Early studies of categorical perception of colour vision in infants suggested that the underlying process reflected properties of the visual system rather than of language. This note describes later work which suggests that language may have an influence on categorical perception in adults.
As noted in the book (Chapter 15), Franklin and Davies (2004) found evidence for categorical perception of colour in infants. Despite the apparent similarity between infant and adult categorical perception of colour, it turns out that there are important differences. Franklin et al (2008) measured the time taken to initiate an eye movement to a target which could appear to the left or right of a fixation point. The target differed from the background by the same number of Munsell steps, whether it was from the same or from a different category. In adults, eye movement latency was shorter when the target was from a different category, an effect which was larger when the target fell in the right than in the left visual field. In infants (mean age 20.6 weeks), the same difference between within- and between-category targets was found, but only when the target fell in the left visual field. For targets in the right visual field, no difference was found between within- and between-category targets. The authors conclude that categorical perception of colour is lateralised to the left hemisphere in adults, but to the right hemisphere in infants, and suggest that the development of left-hemisphere based language in adults imposes categories on the left hemisphere. The switch of hemispheric dominance in the effect does suggest a role for language in categorical perception of colour in adulthood. Perhaps language can be thought of as reinforcing hard-wired properties of the visual system, and producing an anatomical link between linguistic and visual processes.
When the experiment was repeated for orientation rather than colour categories, a different result was found (Franklin et al, 2010). The authors wished to use 2 categories, vertical and oblique, and in an initial experiment they established the category boundary between them. Short (7.5 deg long) single lines were presented one at a time in the centre of a computer monitor. Their orientation varied in 1 deg steps between vertical and a tilt of 30 deg from vertical (an orientation which would certainly be classified as oblique). At the same time, 2 similar reference lines, one vertical, one 30 deg from vertical were shown, one each side of the stimulus line. The task was to classify each stimulus line as more like the vertical or the oblique reference. The authors fitted a sigmoid (S-shaped) curve to their data, from which they could determine the orientation for which half the classifications were of vertical and half were of oblique (in their conditions 9.05 deg from vertical). They generated 4 stimulus lines for future experiments, 2 in the vertical category (tilts of 0.5 and 6 deg from vertical) and 2 in the oblique category (tilts of 11.5 and 17 deg from vertical). To produce a between-category change, they could present the lines with a 6 and a 11.5 deg tilt.

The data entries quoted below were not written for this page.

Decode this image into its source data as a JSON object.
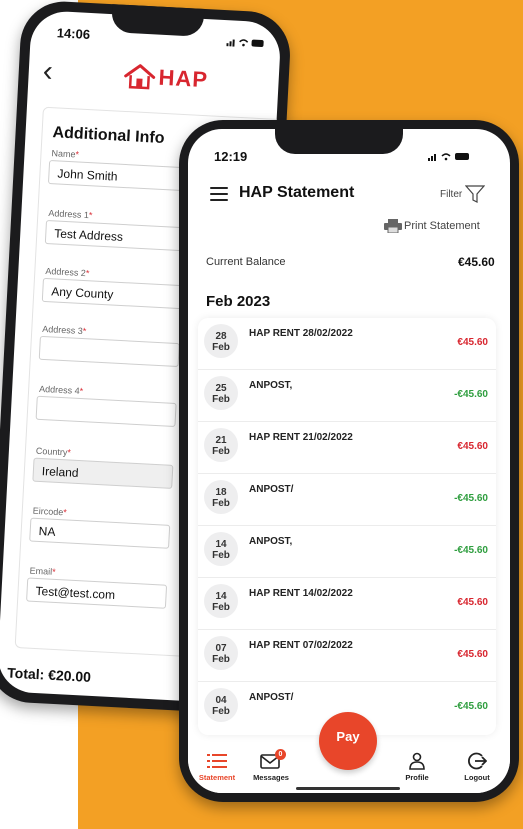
{
  "brand": {
    "accent_red": "#d8262f",
    "orange": "#f3a024",
    "pay_red": "#e8462a",
    "positive_green": "#2f9e3f"
  },
  "back_phone": {
    "time": "14:06",
    "back_icon": "chevron-left-icon",
    "logo_text": "HAP",
    "form_title": "Additional Info",
    "fields": [
      {
        "label": "Name",
        "value": ""
      },
      {
        "label": "Address 1",
        "value": "Test Address"
      },
      {
        "label": "Address 2",
        "value": "Any County"
      },
      {
        "label": "Address 3",
        "value": ""
      },
      {
        "label": "Address 4",
        "value": ""
      },
      {
        "label": "Country",
        "value": "Ireland"
      },
      {
        "label": "Eircode",
        "value": "NA"
      },
      {
        "label": "Email",
        "value": "Test@test.com"
      }
    ],
    "name_value": "John Smith",
    "total": "Total: €20.00"
  },
  "front_phone": {
    "time": "12:19",
    "title": "HAP Statement",
    "filter_label": "Filter",
    "print_label": "Print Statement",
    "balance_label": "Current Balance",
    "balance_value": "€45.60",
    "month": "Feb 2023",
    "transactions": [
      {
        "day": "28",
        "mon": "Feb",
        "desc": "HAP RENT 28/02/2022",
        "amount": "€45.60",
        "type": "neg"
      },
      {
        "day": "25",
        "mon": "Feb",
        "desc": "ANPOST,",
        "amount": "-€45.60",
        "type": "pos"
      },
      {
        "day": "21",
        "mon": "Feb",
        "desc": "HAP RENT 21/02/2022",
        "amount": "€45.60",
        "type": "neg"
      },
      {
        "day": "18",
        "mon": "Feb",
        "desc": "ANPOST/",
        "amount": "-€45.60",
        "type": "pos"
      },
      {
        "day": "14",
        "mon": "Feb",
        "desc": "ANPOST,",
        "amount": "-€45.60",
        "type": "pos"
      },
      {
        "day": "14",
        "mon": "Feb",
        "desc": "HAP RENT 14/02/2022",
        "amount": "€45.60",
        "type": "neg"
      },
      {
        "day": "07",
        "mon": "Feb",
        "desc": "HAP RENT 07/02/2022",
        "amount": "€45.60",
        "type": "neg"
      },
      {
        "day": "04",
        "mon": "Feb",
        "desc": "ANPOST/",
        "amount": "-€45.60",
        "type": "pos"
      }
    ],
    "tabs": {
      "statement": "Statement",
      "messages": "Messages",
      "messages_badge": "0",
      "pay": "Pay",
      "profile": "Profile",
      "logout": "Logout"
    }
  }
}
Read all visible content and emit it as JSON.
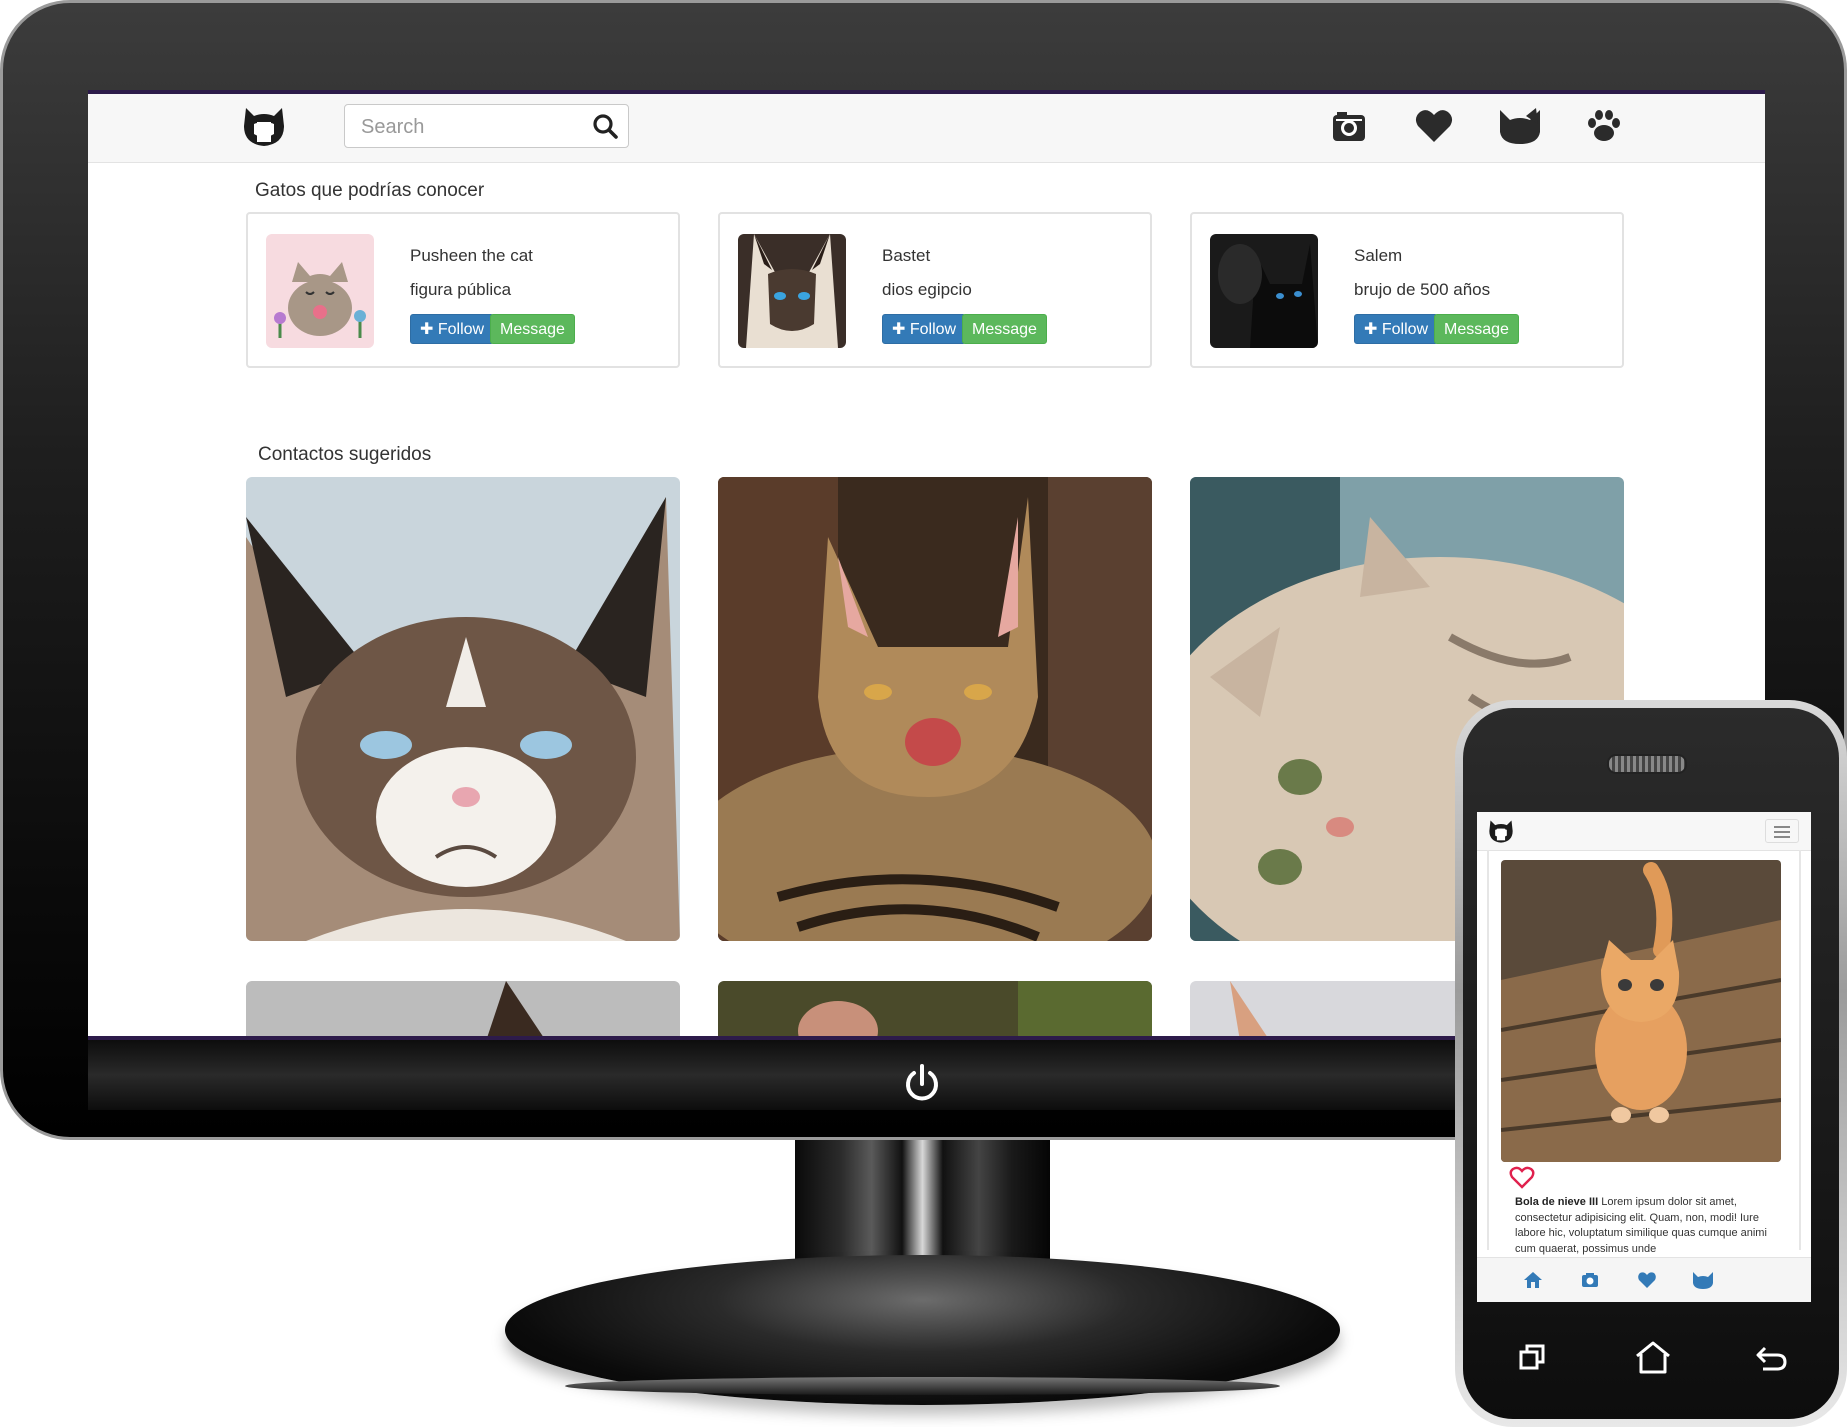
{
  "screen": {
    "search": {
      "placeholder": "Search"
    },
    "nav_icons": [
      "camera-icon",
      "heart-icon",
      "cat-head-icon",
      "paw-icon"
    ],
    "suggested_cats": {
      "title": "Gatos que podrías conocer",
      "cards": [
        {
          "name": "Pusheen the cat",
          "description": "figura pública",
          "follow_label": "Follow",
          "message_label": "Message"
        },
        {
          "name": "Bastet",
          "description": "dios egipcio",
          "follow_label": "Follow",
          "message_label": "Message"
        },
        {
          "name": "Salem",
          "description": "brujo de 500 años",
          "follow_label": "Follow",
          "message_label": "Message"
        }
      ]
    },
    "suggested_contacts": {
      "title": "Contactos sugeridos"
    }
  },
  "phone": {
    "caption_name": "Bola de nieve III",
    "caption_text": "Lorem ipsum dolor sit amet, consectetur adipisicing elit. Quam, non, modi! Iure labore hic, voluptatum similique quas cumque animi cum quaerat, possimus unde",
    "tab_icons": [
      "home-icon",
      "camera-icon",
      "heart-icon",
      "cat-head-icon"
    ]
  },
  "colors": {
    "follow": "#337ab7",
    "message": "#5cb85c",
    "tab_icon": "#337ab7",
    "heart_outline": "#e0204d",
    "screen_accent": "#2d1b4a"
  }
}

Figure 1. Schematic representation of the type of display used by Franklin et al (2010).
Adult participants fixated the centre of a computer screen and were presented with displays like that depicted in Figure 1 for 250 ms. The task was to decide on which side of the display one of the lines had a different orientation from the others. When the target fell in the left visual field, between category detection was significantly more accurate than either vertical or oblique within-category detection, whereas there was no significant difference between types of detection for targets in the right visual field. In a further experiment using similar displays, the time taken by infants (mean age 24.5 weeks) to initiate an eye movement to the target was measured. For targets in the right visual field, initiation times were significantly shorter for between- than for within-category targets, whereas the difference between the two types of target as not significant when they fell in the left visual field. [Note: the text in the journal article says that the difference between target types was significant for the left and not for the right visual field, but the first author confirms that this is the wrong way round, and that only in the right visual field was the difference significant.] Thus adults displayed categorical perception for orientation when stimuli fell in the left but not the right visual field, whereas infants showed the opposite pattern of results. In other words, categorical perception of orientation is lateralised in the right hemisphere in adults, but in the left hemisphere in infants, which is the opposite asymmetry from that found for colour. The authors conclude that categorization imposed by language cannot alone explain the lateralisation of categorical perception in adults (or of course in pre-linguistic infants), or why it should be different from that in infants. They speculate that language might somehow affect the underlying mechanisms or strategies of categorical processing indirectly, for example by compressing or expanding categories. However, the reason for this intriguing pattern of results is not yet clear.
Franklin A, Catherwood D, Alvarez J, Axelsson E (2010) Hemispheric asymmetries in categorical perception of orientation in infants. Neuropsychologia 48: 2648-2657
Franklin A, Davies IRL (2004) New evidence for infant colour categories. British Journal of Experimental Psychology 22: 349-377
Franklin A, Drivonikou GV, Bevis L, Davies IRL, Kay P, Regier T (2008) Categorical perception of color is lateralized to the right hemisphere in infants, but to the left hemisphere in adults. Proceedings of the National Academy of Sciences 105(9): 3221-3225